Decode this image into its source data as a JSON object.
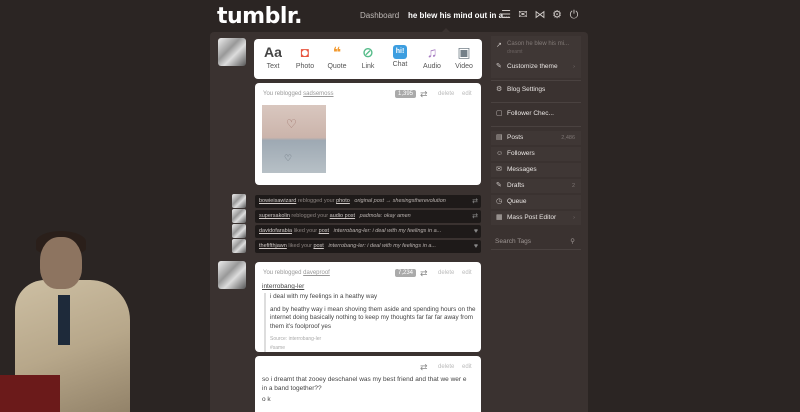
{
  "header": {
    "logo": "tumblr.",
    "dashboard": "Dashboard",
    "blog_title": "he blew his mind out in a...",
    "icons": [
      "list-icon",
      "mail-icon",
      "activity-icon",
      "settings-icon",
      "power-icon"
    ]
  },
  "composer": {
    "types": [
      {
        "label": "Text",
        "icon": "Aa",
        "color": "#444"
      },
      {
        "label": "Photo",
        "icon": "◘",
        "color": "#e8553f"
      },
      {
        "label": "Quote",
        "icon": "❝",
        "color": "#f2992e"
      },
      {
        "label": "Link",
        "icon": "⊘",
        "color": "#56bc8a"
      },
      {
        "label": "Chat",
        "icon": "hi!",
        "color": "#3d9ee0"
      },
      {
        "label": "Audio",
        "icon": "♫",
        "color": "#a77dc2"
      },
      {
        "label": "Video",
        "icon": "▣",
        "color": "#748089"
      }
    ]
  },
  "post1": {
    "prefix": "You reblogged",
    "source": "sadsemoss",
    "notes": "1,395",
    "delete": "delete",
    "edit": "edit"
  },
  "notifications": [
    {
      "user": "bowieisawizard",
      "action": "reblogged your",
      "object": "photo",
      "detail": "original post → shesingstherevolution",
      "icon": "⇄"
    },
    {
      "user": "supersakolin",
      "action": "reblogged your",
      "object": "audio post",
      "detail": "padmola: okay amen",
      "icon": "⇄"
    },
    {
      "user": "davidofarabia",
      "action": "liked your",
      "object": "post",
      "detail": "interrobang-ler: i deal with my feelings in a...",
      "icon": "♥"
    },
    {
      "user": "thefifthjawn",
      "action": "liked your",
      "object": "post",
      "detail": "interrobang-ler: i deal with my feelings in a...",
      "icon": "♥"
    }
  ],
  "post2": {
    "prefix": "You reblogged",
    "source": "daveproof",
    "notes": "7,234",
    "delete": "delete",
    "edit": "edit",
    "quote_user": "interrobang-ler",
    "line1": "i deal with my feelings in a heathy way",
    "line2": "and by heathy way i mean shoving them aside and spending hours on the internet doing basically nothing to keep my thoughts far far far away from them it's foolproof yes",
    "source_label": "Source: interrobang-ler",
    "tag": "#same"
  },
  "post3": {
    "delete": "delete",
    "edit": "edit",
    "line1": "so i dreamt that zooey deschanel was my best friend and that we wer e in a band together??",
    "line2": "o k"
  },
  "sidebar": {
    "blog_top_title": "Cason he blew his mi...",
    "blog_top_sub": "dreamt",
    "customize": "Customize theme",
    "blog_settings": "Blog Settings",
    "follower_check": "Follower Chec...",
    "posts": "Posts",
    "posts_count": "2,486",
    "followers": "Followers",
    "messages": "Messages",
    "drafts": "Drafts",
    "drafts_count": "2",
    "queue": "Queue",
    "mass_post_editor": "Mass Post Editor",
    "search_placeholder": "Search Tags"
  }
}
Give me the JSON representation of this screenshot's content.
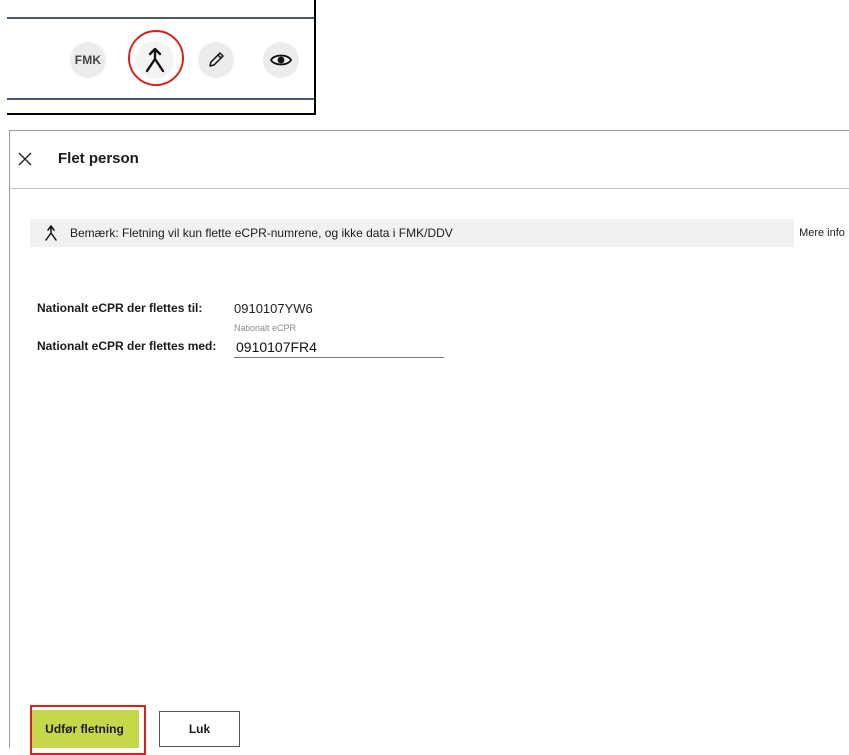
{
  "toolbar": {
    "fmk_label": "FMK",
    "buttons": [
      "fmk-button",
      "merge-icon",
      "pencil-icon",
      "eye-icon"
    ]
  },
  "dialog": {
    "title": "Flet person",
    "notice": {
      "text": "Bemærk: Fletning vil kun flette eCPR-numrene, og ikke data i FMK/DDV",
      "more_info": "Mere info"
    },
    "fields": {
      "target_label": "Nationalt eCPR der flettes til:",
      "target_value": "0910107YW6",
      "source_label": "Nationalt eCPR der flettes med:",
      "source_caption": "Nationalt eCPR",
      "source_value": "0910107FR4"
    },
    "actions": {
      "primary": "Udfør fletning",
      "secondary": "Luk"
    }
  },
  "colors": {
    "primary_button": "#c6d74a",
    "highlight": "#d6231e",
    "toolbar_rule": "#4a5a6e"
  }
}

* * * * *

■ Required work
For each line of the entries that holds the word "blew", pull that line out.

■ Answer section
    "blog_title": "he blew his mind out in a...",
    "blog_top_title": "Cason he blew his mi...",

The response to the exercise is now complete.